Holy cannoli, it is hot outside. (And definitely not a good time for cannoli-making.) The calendar’s first day of summer blasted in with 40-degree weather. Personally, I start wilting at around 29C; once we’re up past 32 or 33, I just kind of melt.
Others, it seems, handle the heat better than I do.
Happily, my neighbour had left me an early-morning surprise on my porch (I love our neighbours!) of her own rhubarb. Given the sweltering heat, my first thought was of rhubarb’s crisp, acidic flavour, and how refreshing it would be as a sort of spritzer type drink. I did briefly consider making myself more sweet-tart stewed rhubarb… but as the day’s temperature kept climbing, the cooling drink idea definitely won over.
Rhubarb syrup it was, then!
I love the girly pink colour of the syrup: such a surprise from the aloof, pale green stalks they start out as. I couldn’t just brew up a straight rhubarb syrup (do you even know me?) although I didn’t want to put so much other stuff in there that the rhubarb would be overshadowed. The end result of this experiment is a slightly tinglier, super-refreshing syrup. I’ve dubbed it my Rhubarb Mojito Syrup, although I have not yet tried making a mojito with it. Yet. Anyway, if you’re curious…
1 to 1 1/2 lbs rhubarb, trimmed, and cut into 1/2″ pieces
1 scant cup sugar (maybe more like a generous 3/4 cup)
1 loose handful of mint leaves *
About 1 inch of ginger, sliced
1 lime’s worth of juice
1 cup or so of water (optional)
Muddle about a third of the sugar with the mint leaves. Keep mashing until there are no chunks of leaves (or strain those out). I wanted the mint flavour to seep in with the rhubarb without overwhelming it. If you’re not as averse to the clean-up as I am, you could also do this part in the food processor. Stir minty sugar and remaining sugar into the rhubarb. Let it sit for about an hour in the fridge.

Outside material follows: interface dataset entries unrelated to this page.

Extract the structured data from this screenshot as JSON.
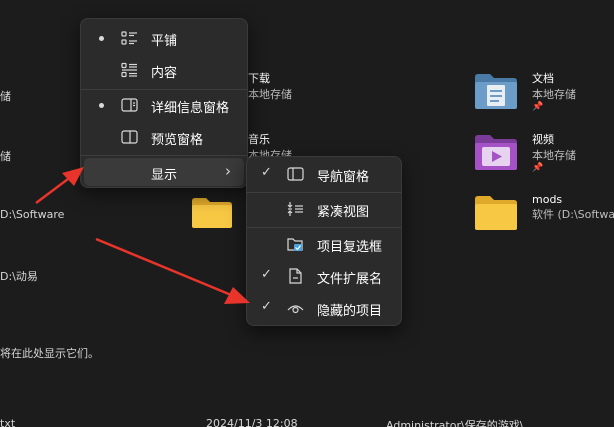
{
  "background": {
    "left_items": [
      "储",
      "储",
      "D:\\Software",
      "D:\\动易"
    ],
    "hint": "将在此处显示它们。",
    "bottom_file": "txt",
    "bottom_date": "2024/11/3 12:08",
    "bottom_path": "Administrator\\保存的游戏\\...",
    "tiles": [
      {
        "name": "下载",
        "sub": "本地存储"
      },
      {
        "name": "音乐",
        "sub": "本地存储"
      },
      {
        "name": "文档",
        "sub": "本地存储"
      },
      {
        "name": "视频",
        "sub": "本地存储"
      },
      {
        "name": "mods",
        "sub": "软件 (D:\\Software"
      }
    ]
  },
  "main_menu": {
    "items": [
      {
        "label": "平铺",
        "icon": "tiles-view-icon",
        "selected": true
      },
      {
        "label": "内容",
        "icon": "content-view-icon",
        "selected": false
      },
      {
        "label": "详细信息窗格",
        "icon": "details-pane-icon",
        "selected": true
      },
      {
        "label": "预览窗格",
        "icon": "preview-pane-icon",
        "selected": false
      },
      {
        "label": "显示",
        "icon": "",
        "submenu_arrow": "›"
      }
    ]
  },
  "show_submenu": {
    "items": [
      {
        "label": "导航窗格",
        "icon": "navigation-pane-icon",
        "checked": true
      },
      {
        "label": "紧凑视图",
        "icon": "compact-view-icon",
        "checked": false
      },
      {
        "label": "项目复选框",
        "icon": "item-checkbox-icon",
        "checked": false
      },
      {
        "label": "文件扩展名",
        "icon": "file-extension-icon",
        "checked": true
      },
      {
        "label": "隐藏的项目",
        "icon": "hidden-items-icon",
        "checked": true
      }
    ],
    "check_glyph": "✓"
  },
  "colors": {
    "annotation_arrow": "#e8342a",
    "folder_yellow": "#f6c844",
    "video_purple": "#8e44ad",
    "docs_blue": "#5b8db8"
  }
}
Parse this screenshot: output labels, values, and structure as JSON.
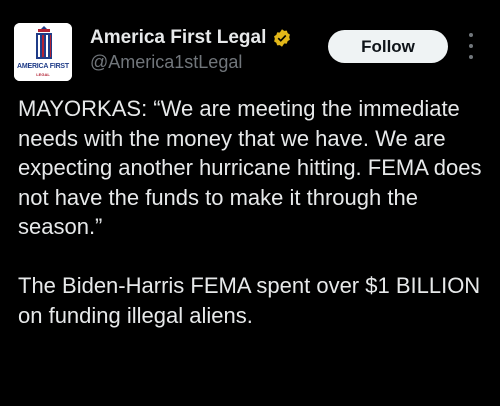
{
  "author": {
    "display_name": "America First Legal",
    "handle": "@America1stLegal",
    "avatar_text": "AMERICA FIRST",
    "avatar_subtext": "LEGAL",
    "verified_color": "#e2b719"
  },
  "actions": {
    "follow_label": "Follow",
    "more_icon": "more-vertical-icon"
  },
  "post": {
    "paragraph1": "MAYORKAS: “We are meeting the immediate needs with the money that we have. We are expecting another hurricane hitting. FEMA does not have the funds to make it through the season.”",
    "paragraph2": "The Biden-Harris FEMA spent over $1 BILLION on funding illegal aliens."
  },
  "colors": {
    "background": "#000000",
    "text": "#e7e9ea",
    "secondary_text": "#71767b",
    "button_bg": "#eff3f4"
  }
}
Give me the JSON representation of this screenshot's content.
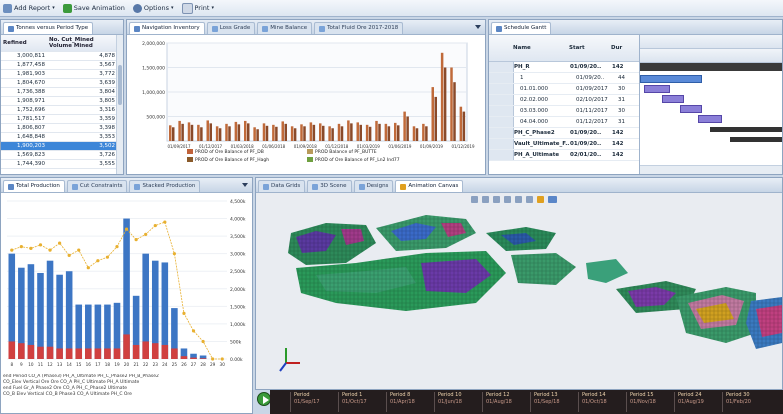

Pour rhubarb, sugar and liquid into a pot. Add ginger slices and lime juice, and bring to a boil, stirring occasionally. Do taste to adjust for sugar and lime. At this point, you can add water to try to coax extra flavour out of the bits, but it will mean that you’ll be about it longer boiling that water back off again. Eventually you want a slightly thickened syrup, which you can then strain into jars of your choice. Stir a little into some club soda (or rum and soda) and voila!
* Do you remember last year’s rogue mint? It’s back. En masse. I foresee a lot of mint-based cocktails going on this summer.
Lest you think that’s it’s been all idyllic preserving and kitty-centric construction around here, I should point out that some members of the household have been occupying themselves in decidedly naughtier ways of late.
Don’t let the confident tongue-loll fool you. He knows he did wrong.
No rhubarb mojitos for this culprit!